'''

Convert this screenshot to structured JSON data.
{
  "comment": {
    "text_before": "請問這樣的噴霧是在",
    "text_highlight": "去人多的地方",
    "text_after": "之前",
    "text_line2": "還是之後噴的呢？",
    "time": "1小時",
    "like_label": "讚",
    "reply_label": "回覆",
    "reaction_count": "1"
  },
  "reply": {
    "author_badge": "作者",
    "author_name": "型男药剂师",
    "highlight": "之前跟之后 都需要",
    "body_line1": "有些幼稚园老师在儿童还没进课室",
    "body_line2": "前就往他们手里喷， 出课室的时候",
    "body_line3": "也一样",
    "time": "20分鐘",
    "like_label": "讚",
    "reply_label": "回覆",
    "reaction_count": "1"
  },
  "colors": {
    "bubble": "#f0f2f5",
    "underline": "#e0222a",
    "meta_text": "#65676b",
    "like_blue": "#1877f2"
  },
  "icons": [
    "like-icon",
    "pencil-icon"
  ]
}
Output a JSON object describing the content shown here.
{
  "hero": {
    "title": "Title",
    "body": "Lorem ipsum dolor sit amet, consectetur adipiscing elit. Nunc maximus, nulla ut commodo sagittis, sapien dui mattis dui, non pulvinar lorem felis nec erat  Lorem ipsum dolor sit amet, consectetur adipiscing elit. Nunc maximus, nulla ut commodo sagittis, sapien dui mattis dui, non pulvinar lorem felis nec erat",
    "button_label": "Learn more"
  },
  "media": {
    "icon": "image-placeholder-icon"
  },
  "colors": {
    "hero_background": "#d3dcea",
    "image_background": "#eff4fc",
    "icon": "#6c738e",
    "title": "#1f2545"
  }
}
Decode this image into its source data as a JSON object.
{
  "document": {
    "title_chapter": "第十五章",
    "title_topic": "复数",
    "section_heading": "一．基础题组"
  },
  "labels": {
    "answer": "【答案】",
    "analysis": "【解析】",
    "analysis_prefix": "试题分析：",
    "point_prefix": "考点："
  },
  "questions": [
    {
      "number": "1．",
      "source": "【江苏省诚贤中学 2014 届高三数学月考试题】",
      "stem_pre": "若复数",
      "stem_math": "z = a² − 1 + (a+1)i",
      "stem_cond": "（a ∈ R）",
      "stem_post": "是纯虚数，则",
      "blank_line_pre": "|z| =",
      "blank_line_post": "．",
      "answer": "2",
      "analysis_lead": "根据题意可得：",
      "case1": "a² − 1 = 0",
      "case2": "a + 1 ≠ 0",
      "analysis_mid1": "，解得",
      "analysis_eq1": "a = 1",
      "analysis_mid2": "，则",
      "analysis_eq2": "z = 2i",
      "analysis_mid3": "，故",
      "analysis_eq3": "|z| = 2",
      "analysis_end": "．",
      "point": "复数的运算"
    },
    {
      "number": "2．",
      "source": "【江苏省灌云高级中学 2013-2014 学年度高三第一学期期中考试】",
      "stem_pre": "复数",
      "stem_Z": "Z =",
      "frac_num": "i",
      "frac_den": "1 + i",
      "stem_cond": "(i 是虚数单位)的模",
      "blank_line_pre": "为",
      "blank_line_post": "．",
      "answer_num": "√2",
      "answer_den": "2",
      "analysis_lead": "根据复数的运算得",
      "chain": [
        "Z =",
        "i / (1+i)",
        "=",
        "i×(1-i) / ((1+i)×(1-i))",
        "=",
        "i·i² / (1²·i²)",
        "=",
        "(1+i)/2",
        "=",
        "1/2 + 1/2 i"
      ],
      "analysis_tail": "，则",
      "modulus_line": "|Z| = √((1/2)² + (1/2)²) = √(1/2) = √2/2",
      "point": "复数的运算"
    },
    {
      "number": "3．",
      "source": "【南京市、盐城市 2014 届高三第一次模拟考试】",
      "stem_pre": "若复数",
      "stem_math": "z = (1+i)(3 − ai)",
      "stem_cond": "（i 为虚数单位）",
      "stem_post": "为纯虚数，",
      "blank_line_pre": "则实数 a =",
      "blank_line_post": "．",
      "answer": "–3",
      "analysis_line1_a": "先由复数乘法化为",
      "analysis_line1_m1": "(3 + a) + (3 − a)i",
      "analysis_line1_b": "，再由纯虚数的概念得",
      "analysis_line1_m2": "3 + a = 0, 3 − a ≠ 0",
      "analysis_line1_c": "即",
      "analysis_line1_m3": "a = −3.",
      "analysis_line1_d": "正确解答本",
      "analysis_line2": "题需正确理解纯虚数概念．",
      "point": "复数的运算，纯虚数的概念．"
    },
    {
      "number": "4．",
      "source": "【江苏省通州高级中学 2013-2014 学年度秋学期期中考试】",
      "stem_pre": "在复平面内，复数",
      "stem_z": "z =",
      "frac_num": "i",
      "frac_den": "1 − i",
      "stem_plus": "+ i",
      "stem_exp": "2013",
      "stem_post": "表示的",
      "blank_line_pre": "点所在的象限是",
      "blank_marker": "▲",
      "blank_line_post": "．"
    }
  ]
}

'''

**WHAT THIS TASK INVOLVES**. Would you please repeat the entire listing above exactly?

**SOLUTION FOR THIS EXERCISE**.
Convert this screenshot to structured JSON data.
{
  "comment": {
    "text_before": "請問這樣的噴霧是在",
    "text_highlight": "去人多的地方",
    "text_after": "之前",
    "text_line2": "還是之後噴的呢？",
    "time": "1小時",
    "like_label": "讚",
    "reply_label": "回覆",
    "reaction_count": "1"
  },
  "reply": {
    "author_badge": "作者",
    "author_name": "型男药剂师",
    "highlight": "之前跟之后 都需要",
    "body_line1": "有些幼稚园老师在儿童还没进课室",
    "body_line2": "前就往他们手里喷， 出课室的时候",
    "body_line3": "也一样",
    "time": "20分鐘",
    "like_label": "讚",
    "reply_label": "回覆",
    "reaction_count": "1"
  },
  "colors": {
    "bubble": "#f0f2f5",
    "underline": "#e0222a",
    "meta_text": "#65676b",
    "like_blue": "#1877f2"
  },
  "icons": [
    "like-icon",
    "pencil-icon"
  ]
}
Output a JSON object describing the content shown here.
{
  "hero": {
    "title": "Title",
    "body": "Lorem ipsum dolor sit amet, consectetur adipiscing elit. Nunc maximus, nulla ut commodo sagittis, sapien dui mattis dui, non pulvinar lorem felis nec erat  Lorem ipsum dolor sit amet, consectetur adipiscing elit. Nunc maximus, nulla ut commodo sagittis, sapien dui mattis dui, non pulvinar lorem felis nec erat",
    "button_label": "Learn more"
  },
  "media": {
    "icon": "image-placeholder-icon"
  },
  "colors": {
    "hero_background": "#d3dcea",
    "image_background": "#eff4fc",
    "icon": "#6c738e",
    "title": "#1f2545"
  }
}
Decode this image into its source data as a JSON object.
{
  "document": {
    "title_chapter": "第十五章",
    "title_topic": "复数",
    "section_heading": "一．基础题组"
  },
  "labels": {
    "answer": "【答案】",
    "analysis": "【解析】",
    "analysis_prefix": "试题分析：",
    "point_prefix": "考点："
  },
  "questions": [
    {
      "number": "1．",
      "source": "【江苏省诚贤中学 2014 届高三数学月考试题】",
      "stem_pre": "若复数",
      "stem_math": "z = a² − 1 + (a+1)i",
      "stem_cond": "（a ∈ R）",
      "stem_post": "是纯虚数，则",
      "blank_line_pre": "|z| =",
      "blank_line_post": "．",
      "answer": "2",
      "analysis_lead": "根据题意可得：",
      "case1": "a² − 1 = 0",
      "case2": "a + 1 ≠ 0",
      "analysis_mid1": "，解得",
      "analysis_eq1": "a = 1",
      "analysis_mid2": "，则",
      "analysis_eq2": "z = 2i",
      "analysis_mid3": "，故",
      "analysis_eq3": "|z| = 2",
      "analysis_end": "．",
      "point": "复数的运算"
    },
    {
      "number": "2．",
      "source": "【江苏省灌云高级中学 2013-2014 学年度高三第一学期期中考试】",
      "stem_pre": "复数",
      "stem_Z": "Z =",
      "frac_num": "i",
      "frac_den": "1 + i",
      "stem_cond": "(i 是虚数单位)的模",
      "blank_line_pre": "为",
      "blank_line_post": "．",
      "answer_num": "√2",
      "answer_den": "2",
      "analysis_lead": "根据复数的运算得",
      "chain": [
        "Z =",
        "i / (1+i)",
        "=",
        "i×(1-i) / ((1+i)×(1-i))",
        "=",
        "i·i² / (1²·i²)",
        "=",
        "(1+i)/2",
        "=",
        "1/2 + 1/2 i"
      ],
      "analysis_tail": "，则",
      "modulus_line": "|Z| = √((1/2)² + (1/2)²) = √(1/2) = √2/2",
      "point": "复数的运算"
    },
    {
      "number": "3．",
      "source": "【南京市、盐城市 2014 届高三第一次模拟考试】",
      "stem_pre": "若复数",
      "stem_math": "z = (1+i)(3 − ai)",
      "stem_cond": "（i 为虚数单位）",
      "stem_post": "为纯虚数，",
      "blank_line_pre": "则实数 a =",
      "blank_line_post": "．",
      "answer": "–3",
      "analysis_line1_a": "先由复数乘法化为",
      "analysis_line1_m1": "(3 + a) + (3 − a)i",
      "analysis_line1_b": "，再由纯虚数的概念得",
      "analysis_line1_m2": "3 + a = 0, 3 − a ≠ 0",
      "analysis_line1_c": "即",
      "analysis_line1_m3": "a = −3.",
      "analysis_line1_d": "正确解答本",
      "analysis_line2": "题需正确理解纯虚数概念．",
      "point": "复数的运算，纯虚数的概念．"
    },
    {
      "number": "4．",
      "source": "【江苏省通州高级中学 2013-2014 学年度秋学期期中考试】",
      "stem_pre": "在复平面内，复数",
      "stem_z": "z =",
      "frac_num": "i",
      "frac_den": "1 − i",
      "stem_plus": "+ i",
      "stem_exp": "2013",
      "stem_post": "表示的",
      "blank_line_pre": "点所在的象限是",
      "blank_marker": "▲",
      "blank_line_post": "．"
    }
  ]
}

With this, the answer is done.